The news: On Wesneday, NASA's Earth Observatory announced that a 270-square-mile slab of Antarctic ice the size of Singapore had broken off of the continent and could affect shipping lanes or the speed of the ocean's currents. New icebergs are not necessarily a surprise, but the increased rate of iceberg generation is consistent with the hypothesis that warmer waters are weakening coastal ice shelves, which could lead to higher water levels and coastal flooding around the entire world.
Meanwhile ... In Warsaw, Poland, representatives of most of the world's poorest nations have staged a mass walk-out from the United Nations climate change conference in Warsaw on Wednesday after the United States, European Union, Australia, and other developed countries refused to discuss the issue of who would pay compensation for extreme climate change-related events until 2015 or after.
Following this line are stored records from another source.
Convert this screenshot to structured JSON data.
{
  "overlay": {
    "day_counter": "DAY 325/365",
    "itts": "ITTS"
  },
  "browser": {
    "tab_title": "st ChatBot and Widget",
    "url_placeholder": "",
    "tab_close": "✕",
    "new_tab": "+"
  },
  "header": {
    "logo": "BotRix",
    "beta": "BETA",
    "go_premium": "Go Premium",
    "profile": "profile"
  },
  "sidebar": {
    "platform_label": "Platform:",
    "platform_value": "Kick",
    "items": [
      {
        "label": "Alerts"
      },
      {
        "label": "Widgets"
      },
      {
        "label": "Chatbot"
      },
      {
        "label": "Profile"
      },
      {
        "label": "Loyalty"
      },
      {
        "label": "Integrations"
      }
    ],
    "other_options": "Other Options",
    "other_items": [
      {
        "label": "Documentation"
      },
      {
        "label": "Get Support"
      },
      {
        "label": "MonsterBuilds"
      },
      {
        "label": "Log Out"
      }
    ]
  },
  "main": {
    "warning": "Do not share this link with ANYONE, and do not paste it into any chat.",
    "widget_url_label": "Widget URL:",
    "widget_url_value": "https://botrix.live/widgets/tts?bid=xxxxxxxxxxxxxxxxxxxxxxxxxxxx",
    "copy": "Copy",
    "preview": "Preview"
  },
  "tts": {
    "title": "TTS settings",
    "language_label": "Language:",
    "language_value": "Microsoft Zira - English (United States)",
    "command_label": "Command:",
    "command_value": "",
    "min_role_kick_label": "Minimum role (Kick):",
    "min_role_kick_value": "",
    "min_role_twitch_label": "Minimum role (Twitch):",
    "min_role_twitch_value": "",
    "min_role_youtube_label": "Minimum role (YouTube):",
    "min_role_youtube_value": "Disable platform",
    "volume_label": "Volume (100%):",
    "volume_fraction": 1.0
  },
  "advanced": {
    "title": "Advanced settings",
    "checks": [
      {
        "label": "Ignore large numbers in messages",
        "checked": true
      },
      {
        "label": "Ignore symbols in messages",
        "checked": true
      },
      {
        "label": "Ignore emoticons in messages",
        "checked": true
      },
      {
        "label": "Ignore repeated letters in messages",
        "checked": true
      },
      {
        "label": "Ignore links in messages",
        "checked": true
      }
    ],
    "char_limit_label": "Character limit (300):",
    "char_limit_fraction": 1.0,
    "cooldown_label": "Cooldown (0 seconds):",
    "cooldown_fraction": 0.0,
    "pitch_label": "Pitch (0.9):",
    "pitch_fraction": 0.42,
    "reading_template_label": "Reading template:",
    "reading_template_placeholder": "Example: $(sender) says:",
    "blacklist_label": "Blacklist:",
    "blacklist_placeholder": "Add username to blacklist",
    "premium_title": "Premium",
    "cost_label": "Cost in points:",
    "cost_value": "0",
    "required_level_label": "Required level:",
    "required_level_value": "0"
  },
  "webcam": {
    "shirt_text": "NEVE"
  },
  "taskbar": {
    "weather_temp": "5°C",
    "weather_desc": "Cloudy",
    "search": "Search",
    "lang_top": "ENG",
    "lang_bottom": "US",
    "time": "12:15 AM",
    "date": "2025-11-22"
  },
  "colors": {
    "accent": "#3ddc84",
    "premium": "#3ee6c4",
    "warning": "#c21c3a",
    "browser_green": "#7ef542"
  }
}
The 132 countries of the G77 and China bloc took the coordinated move during talks about "loss and damage," or extreme climate change events such as Typhoon Haiyan, which killed up to 4,000 or more people and displaced millions.
In particular, climate change activists blamed Australia for not taking the negotiations seriously.
"Discussions were going well in a spirit of co-operation, but at the end of the session on loss and damage Australia put everything agreed into brackets, so the whole debate went to waste," said scientist Saleemul Huq, whose work helped put the issue on the agenda.
Developing countries have demanded that the UN start an institution to oversee compensation for damage from extreme events, which disproportionately both impact poorer nations and, under the theory of anthropogenic climate change, originate from the pollution of richer ones. Rich countries are obviously hesitant.
"The EU understands that the issue is incredibly important for developing countries. But they should be careful about … creating a new institution. This is not [what] this process needs," said EU climate commissioner Connie Hedegaard. But "… We cannot have a system where we have automatic compensation when severe events happen around the world. That is not feasible."
Why's this important? As a new study by the Climate Accountbility Institute in Colorado recently demonstrated, just 90 companies have generated nearly two-thirds of the greenhouse gas emissions produced in the entire modern industrial age, fueling increased global temperatures while generating massive concentrated wealth in the process. (Click here for an interactive infographic).
Half of these estimated gases were produced in just the past 25 years since 1988, well after governments were aware of the dangers of climate change, and many of the same corporate entities are sitting on massive reserves of fossil fuels which risk making the problem even worse.
Companies in the former Soviet Union produced 8.9% of total emissions, China's government-run conglomerations 8.6%, ChevronTexaco 3.5%, Exxon 3.2%, and BP 2.5%.
And if conventional fossil fuels aren't enough, these same companies are intent on using potentially-dangerous technologies like tracking, in which drillers shoot a mixture of water, sand, and chemicals into the bedrock, to access previously inaccessible reserves of fossil fuels. According to Citizens for Responsibility and Ethics in Washington, in the U.S., these are the top 10 congressional recipients of tracking industry money:
What's the end result of all this? For one, six of the 13 strongest cyclones on record at landfall have happened since 1998, according to Weather Underground:
It's clear we need climate change action more than ever.